Step 5) Select 2 – 3 of the most recently sold properties that are the closest in proximity to your subject property. Eliminate exceptionally high or low prices in the range. These may be the result of either low or high inventory at the time.

CRS comparables

Step 6) Examine the CRS data for each property.  Take note of the Price/Sq. Foot column.

Pay attention to foreclosures as well as the financing history on the properties you select, which can significantly impact property value.

Part 3: Calculating Property Value By Square Footage

Using the price/sq. foot, you can now calculate the potential value of your subject property:

FOOTAGE X PRICE (per Sq. Ft.) = SELLING PRICE

So, for example, if the sq. footage is $3500 and your square footage is 200, your listing price is:

$3500 x $200 = $700,000

  • Now, go back to your MLS Data and refine your search parameters by sq. footage.
  • View all the ACTIVE properties with matching square footage.
  • Adjust your comparables based on square footage. If a comparable is 250 sq. foot, and your subject is only 200 sq. ft, calculate the value of your property based on cost per sq. foot.
  • Compare your subject property to the larger property, and you should have a value relatively close to the current listing price. If not, view the CRS details to determine what factors may have impacted the listing price.
  • Print your CMA as a branded document you can give to your client.
  • Take a hint from TwentyNewClients on how to create a CMA that stands out:

 

Conclusion

Learning to read CRS data and interpret it will take practice. The more you practice, the easier it becomes to analyze.

If you’re new to real estate or just trying to improve your CMA skills, seek out more experienced agents or brokers to guide you whenever possible.

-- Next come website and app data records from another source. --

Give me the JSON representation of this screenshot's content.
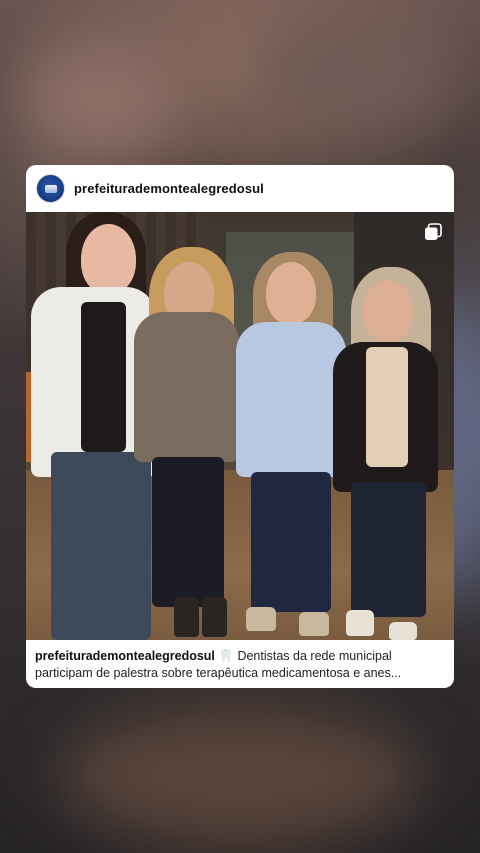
{
  "post": {
    "username": "prefeiturademontealegredosul",
    "caption_user": "prefeiturademontealegredosul",
    "caption_emoji": "🦷",
    "caption_text": "Dentistas da rede municipal participam de palestra sobre terapêutica medicamentosa e anes...",
    "media_type": "carousel",
    "multi_media_icon": "multiple-photos-icon",
    "avatar_icon": "profile-avatar",
    "colors": {
      "card_background": "#ffffff",
      "avatar_blue": "#18408a"
    }
  }
}
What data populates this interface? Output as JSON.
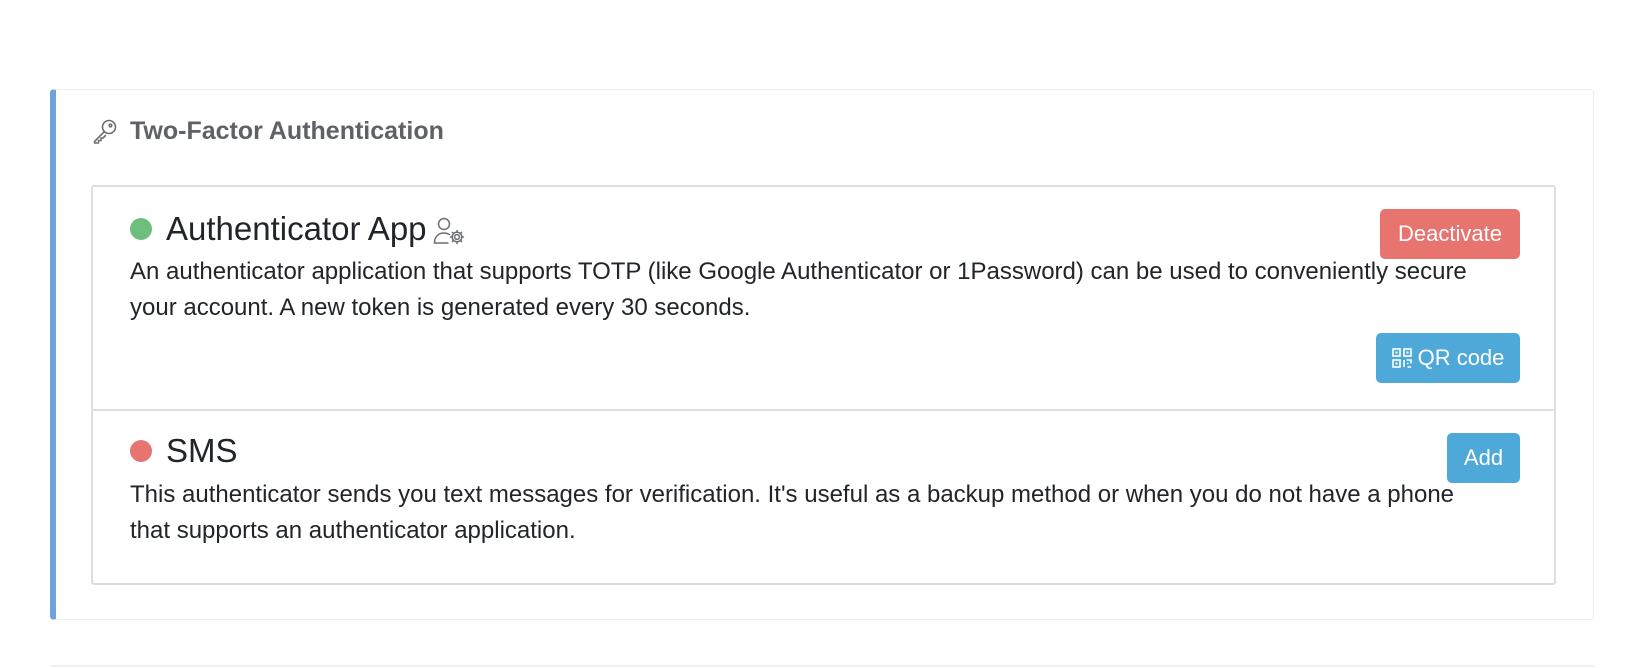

Leave your questions in the comments below. We’d love to hear from you!

 

Comments

comments